[Task requirements]: Line by line, copy the records below exactly and leave the pictures out.

[Given information]:
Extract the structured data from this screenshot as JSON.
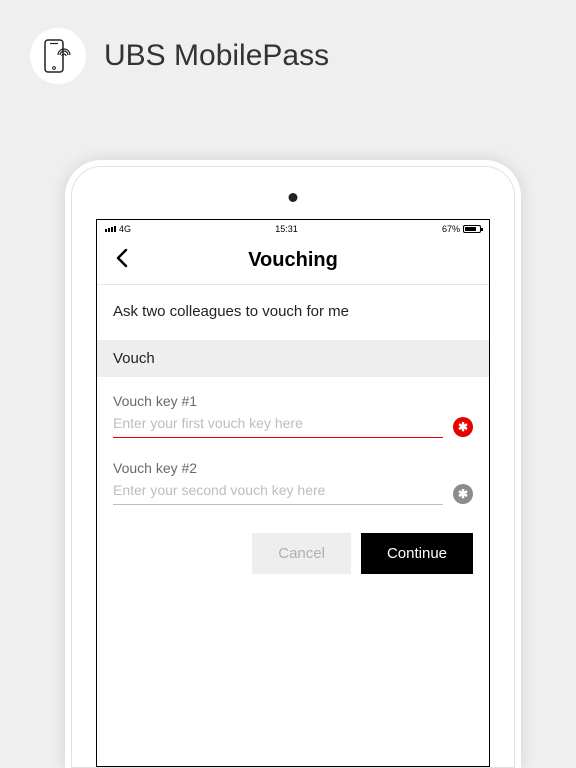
{
  "app": {
    "name": "UBS MobilePass",
    "icon": "fingerprint-phone-icon"
  },
  "status_bar": {
    "network": "4G",
    "time": "15:31",
    "battery_percent": "67%"
  },
  "screen": {
    "title": "Vouching",
    "subtitle": "Ask two colleagues to vouch for me",
    "section_label": "Vouch",
    "fields": [
      {
        "label": "Vouch key #1",
        "placeholder": "Enter your first vouch key here",
        "required_state": "error"
      },
      {
        "label": "Vouch key #2",
        "placeholder": "Enter your second vouch key here",
        "required_state": "normal"
      }
    ],
    "buttons": {
      "cancel": "Cancel",
      "continue": "Continue"
    }
  }
}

[Answer to the problem]:
Extract the structured data from this screenshot as JSON.
{
  "app": {
    "name": "UBS MobilePass",
    "icon": "fingerprint-phone-icon"
  },
  "status_bar": {
    "network": "4G",
    "time": "15:31",
    "battery_percent": "67%"
  },
  "screen": {
    "title": "Vouching",
    "subtitle": "Ask two colleagues to vouch for me",
    "section_label": "Vouch",
    "fields": [
      {
        "label": "Vouch key #1",
        "placeholder": "Enter your first vouch key here",
        "required_state": "error"
      },
      {
        "label": "Vouch key #2",
        "placeholder": "Enter your second vouch key here",
        "required_state": "normal"
      }
    ],
    "buttons": {
      "cancel": "Cancel",
      "continue": "Continue"
    }
  }
}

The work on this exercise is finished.